Just to compare it, Polish, which is a vast language compared to that, has maybe 4 or 5 dialects in its own country, and Hungarian, being smaller than Polish, but much bigger than Slovene, has more or less 10-12 of them.
Back to the region, there was one city I surely wanted to see: Murska Sobota (Hun.: Muraszombat), which is not just the capital of Prekmurje, but obviously the cultural centre of my people who still might live in the whole area until today (6,000 of them based on the last census).
Due to the special situation that I visited the city when Slovenia was celebrating its 30th anniversary, I could see many transparents and open exhibitions all around to learn about the complicated past of this place.
The pictures and descriptions really helped me to understand better the last days of the Yugoslav era here, since I could get some information about the protests, changes and the short, but important independence war the country had. Besides, I also realized that the local people experienced it as a national trauma, when Hungary regained this territory for some time in the Second World War, and relocated teachers and officers to the city.
Fortunately, nowadays the two countries and cultures have a friendly attitude towards each other, but it is always shocking to see the storms of history with all the losses which different sides, and particularly the ordinary citizens suffered.
Murska Sobota is not the city where you can spend many weeks as a tourist - in fact, you can explore it in a couple of hours.
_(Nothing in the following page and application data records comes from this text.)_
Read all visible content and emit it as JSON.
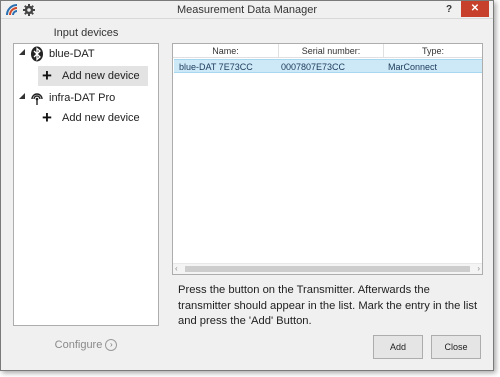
{
  "window": {
    "title": "Measurement Data Manager",
    "help_label": "?",
    "close_label": "✕"
  },
  "left": {
    "heading": "Input devices",
    "tree": [
      {
        "label": "blue-DAT",
        "icon": "bluetooth-icon",
        "add_label": "Add new device"
      },
      {
        "label": "infra-DAT Pro",
        "icon": "infrared-antenna-icon",
        "add_label": "Add new device"
      }
    ],
    "configure_label": "Configure"
  },
  "list": {
    "columns": [
      "Name:",
      "Serial number:",
      "Type:"
    ],
    "rows": [
      {
        "name": "blue-DAT 7E73CC",
        "serial": "0007807E73CC",
        "type": "MarConnect"
      }
    ]
  },
  "instructions": "Press the button on the Transmitter. Afterwards the transmitter should appear in the list. Mark the entry in the list and press the 'Add' Button.",
  "buttons": {
    "add": "Add",
    "close": "Close"
  },
  "colors": {
    "selected_row": "#cde8f7",
    "close_button": "#c7402c"
  }
}
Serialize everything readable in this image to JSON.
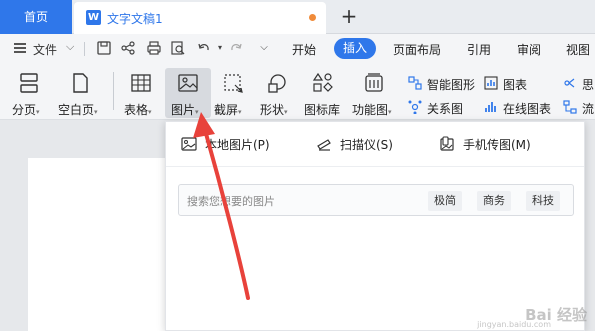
{
  "tabs": {
    "home": "首页",
    "document": "文字文稿1",
    "doc_icon": "W",
    "new_tab_icon": "+"
  },
  "menu": {
    "file": "文件",
    "items": [
      "开始",
      "插入",
      "页面布局",
      "引用",
      "审阅",
      "视图"
    ],
    "active": "插入"
  },
  "ribbon": {
    "buttons": [
      "分页",
      "空白页",
      "表格",
      "图片",
      "截屏",
      "形状",
      "图标库",
      "功能图"
    ],
    "small_right": [
      "智能图形",
      "关系图",
      "图表",
      "在线图表"
    ],
    "edge_labels": [
      "思",
      "流"
    ]
  },
  "dropdown": {
    "items": [
      "本地图片(P)",
      "扫描仪(S)",
      "手机传图(M)"
    ],
    "search_placeholder": "搜索您想要的图片",
    "tags": [
      "极简",
      "商务",
      "科技"
    ]
  },
  "colors": {
    "accent": "#2f77ea",
    "arrow": "#e8423b",
    "unsaved_dot": "#f08b3a"
  },
  "watermark": {
    "text": "Bai 经验",
    "sub": "jingyan.baidu.com"
  }
}
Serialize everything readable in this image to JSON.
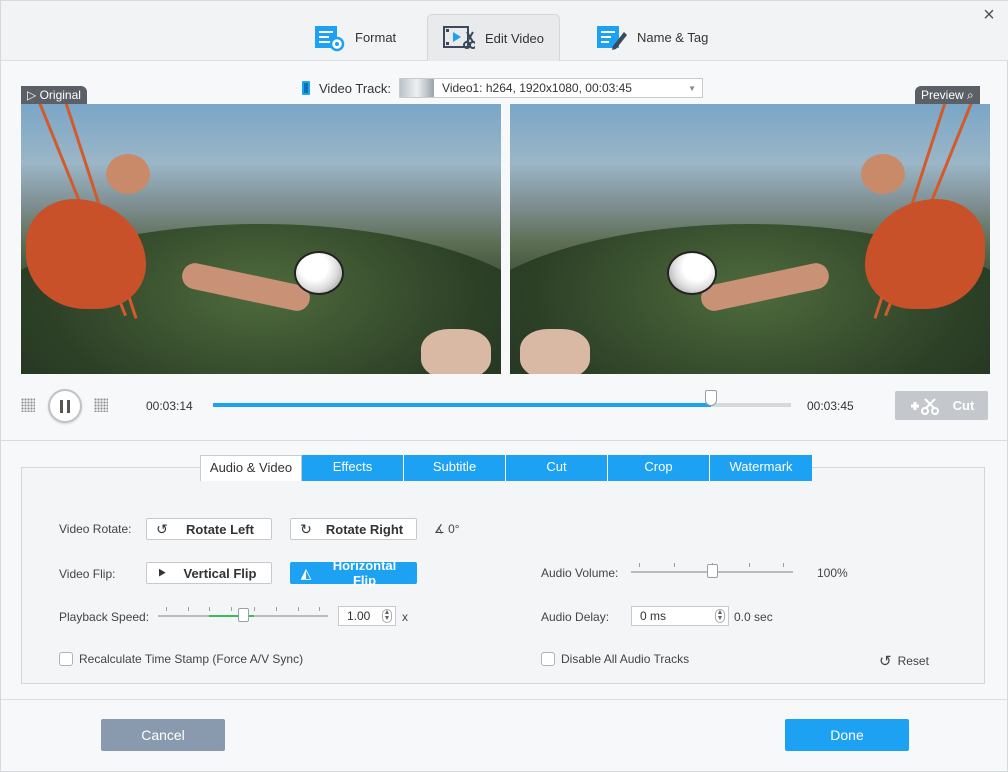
{
  "tabs": [
    {
      "label": "Format",
      "icon": "format-icon"
    },
    {
      "label": "Edit Video",
      "icon": "edit-video-icon"
    },
    {
      "label": "Name & Tag",
      "icon": "name-tag-icon"
    }
  ],
  "video_track": {
    "label": "Video Track:",
    "selected": "Video1: h264, 1920x1080, 00:03:45"
  },
  "panes": {
    "original_label": "Original",
    "preview_label": "Preview"
  },
  "player": {
    "current_time": "00:03:14",
    "total_time": "00:03:45",
    "progress": 0.862,
    "cut_label": "Cut"
  },
  "edit_tabs": [
    "Audio & Video",
    "Effects",
    "Subtitle",
    "Cut",
    "Crop",
    "Watermark"
  ],
  "settings": {
    "rotate_label": "Video Rotate:",
    "rotate_left": "Rotate Left",
    "rotate_right": "Rotate Right",
    "rotate_angle": "0°",
    "flip_label": "Video Flip:",
    "vertical_flip": "Vertical Flip",
    "horizontal_flip": "Horizontal Flip",
    "speed_label": "Playback Speed:",
    "speed_value": "1.00",
    "speed_unit": "x",
    "speed_level": 0.5,
    "volume_label": "Audio Volume:",
    "volume_value": "100%",
    "volume_level": 0.5,
    "delay_label": "Audio Delay:",
    "delay_value": "0 ms",
    "delay_sec": "0.0 sec",
    "recalc_label": "Recalculate Time Stamp (Force A/V Sync)",
    "disable_audio_label": "Disable All Audio Tracks",
    "reset_label": "Reset"
  },
  "footer": {
    "cancel": "Cancel",
    "done": "Done"
  },
  "colors": {
    "accent": "#1da1f2",
    "cancel_bg": "#8a9aae",
    "disabled": "#c4c8cc"
  }
}
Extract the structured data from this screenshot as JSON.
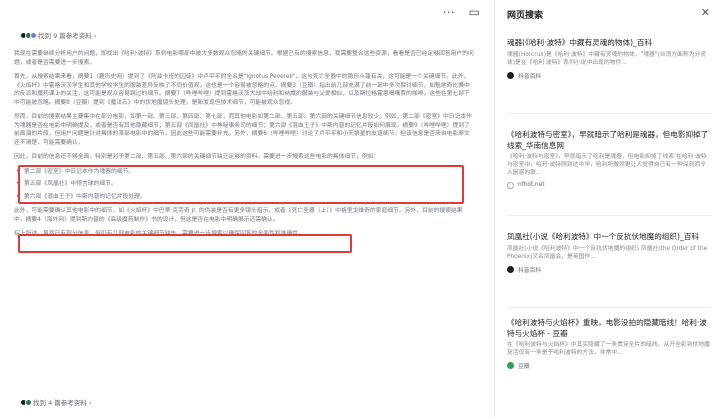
{
  "toolbar": {
    "more_icon": "more-icon",
    "close_icon": "close-icon"
  },
  "refs_top": {
    "text": "找到 9 篇参考资料 ›"
  },
  "refs_bottom": {
    "text": "找到 4 篇参考资料 ›"
  },
  "paragraphs": [
    "我现在需要继续分析用户的问题，即找出《哈利·波特》系列电影哪部中被大多数观众忽略的关键细节。根据已有的搜索信息，我需要整合这些资源，看看是否已经足够回答用户的问题，或者是否需要进一步搜索。",
    "首先，从搜索结果来看，摘要1（趣历史网）提到了《阿兹卡班的囚徒》中卢平平的全名是\"Ignotus Peverell\"，这与死亡圣器中的隐形斗篷有关，这可能是一个关键细节。此外，《火焰杯》中霍格沃茨学生和其他学校学生的服装差异反映了不同价值观，这也是一个容易被忽略的点。摘要3（豆瓣）指出前几部充满了前一部中多次探讨细节，如魁地奇比赛中的反派和魔药课上的关注，这可能是观众容易跳过的细节。摘要7（哔哩哔哩）提到霍格沃茨大战中哈利和纳威的服装与父爱相似，以及斯拉格霍恩喝嘴贾的咖啡，这些在第七部下中可能被忽略。摘要8（豆瓣）提到《魔法石》中的伏地魔镜头处理，是新发现但技术细节，可能被观众忽视。",
    "然而，目前的搜索结果主要集中在部分电影，如第一部、第三部、第四部、第七部，而其他电影如第二部、第五部、第六部的关键细节信息较少。例如，第二部《密室》中日记本作为魂器是否在电影中明确提及，或者是否有其他隐藏细节；第五部《凤凰社》中神秘事务司的细节；第六部《混血王子》中斯内普的记忆片段如何展现。摘要9（哔哩哔哩）提到了前面演的片段，但用户问题是针对具体的某部电影中的细节，因此这些可能需要补充。另外，摘要6（哔哩哔哩）讨论了卢平平和小天狼星的友谊细节，但该信息是否来自电影原文还不清楚，可能需要确认。",
    "因此，目前的信息还不够全面，特别是对于第二部、第五部、第六部的关键细节缺乏足够的资料。需要进一步搜索这些电影的具体细节，例如："
  ],
  "bullets": [
    "第二部《密室》中日记本作为魂器的细节。",
    "第五部《凤凰社》中预言球的细节。",
    "第六部《混血王子》中斯内普的记忆片段处理。"
  ],
  "paragraphs_after": [
    "此外，可能需要确认其他电影中的细节，如《火焰杯》中巴蒂·克劳奇 Jr. 的伪装是否有更多镜头暗示，或者《死亡圣器（上）》中格里戈维奇的家庭细节。另外，目前的搜索结果中，摘要4（海外网）提到斯内普的《高级魔药制作》书的设计，但这是否在电影中明确展示还需确认。",
    "综上所述，虽然已有部分信息，但仍有几部电影的关键细节缺失，需要进一步搜索以确保回答的全面性和准确性。"
  ],
  "sidebar": {
    "header": "网页搜索",
    "close_icon": "close-icon",
    "cards": [
      {
        "title": "魂器(《哈利·波特》中藏有灵魂的物体)_百科",
        "snippet": "魂器(Horcrux)是《哈利·波特》中藏有灵魂的物体，\"魂器\"(台湾方面称为分灵体)是在《哈利·波特》系列小说中出现的物件...",
        "source": "抖音百科",
        "source_icon": "douyin-icon"
      },
      {
        "title": "《哈利波特与密室》，早就暗示了哈利是魂器，但电影抑掉了线索_华南信息网",
        "snippet": "《哈利·波特与密室》，早就暗示了哈利是魂器，但电影抑掉了线索 在哈利·波特与密室中，哈利·波特刚到达中学，哈利所做就更让人觉得自己有一种深刻而令人困惑的联...",
        "source": "nfhot.net",
        "source_icon": "nfhot-icon"
      },
      {
        "title": "凤凰社(小说《哈利波特》中一个反抗伏地魔的组织)_百科",
        "snippet": "凤凰社(小说《哈利波特》中一个反抗伏地魔的组织) 凤凰社(the Order of the Phoenix)又名凤凰会，是英国作...",
        "source": "抖音百科",
        "source_icon": "douyin-icon"
      },
      {
        "title": "《哈利波特与火焰杯》重映，电影没拍的隐藏暗线！哈利·波特与火焰杯 - 豆瓣",
        "snippet": "在《哈利波特与火焰杯》中其实隐藏了一条贯穿全片的暗线。从开全影到伏地魔复活仅有一条是于哈利波特的方法，非常中...",
        "source": "豆瓣",
        "source_icon": "douban-icon"
      }
    ]
  }
}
Yet I would really like to recommend it for a day, because it keeps some interesting surprises for you, beginning with the Evangelical church and the Victory Monument in the centre, which represents Yugoslav partisans and Soviet soldiers.
The monument is certainly a memento of the communist times both based on its style and function, and as I could see on the old photos, the square was completely crowded when the sculptures were inaugurated. To be honest, I think one can see it as a piece of art, and it has found a new role for itself in the contemporary city, even with the tanks, machine guns and the inevitable red star on the top of the column.
However, the greatest sight of the place is the Sobota- or Szapáry Castle (Soboški grad), as it is referred to in Hungarian after the family that owned it.
The smooth, white shapes and modest tones of the building reminded me of many mansions I have seen in this part of Europe, while I had a very unique feeling of being home and abroad at the same time. The best is if you approach the castle from the boulevard that leads to the facade and main entrance, but the pure and inborn majesty of the building can be felt everywhere in the air, wherever you watch it from.
The interior with the loggias, balconies, stairs and castle yard still talks about the centuries of virtue, courage and honor, and the enormous park around is a silent and peaceful zone of relaxation and admiring nature. No matter if you do it in the shadows of the trees, in the emerald grass meadows or at the gorgeous, little pond, inhabited by fish and ducks - have some time for walking, sitting and thinking here.
Then you will definitely realize what a gift it is to wander and explore the world, because I can assure you that this can also be the way to explore life itself.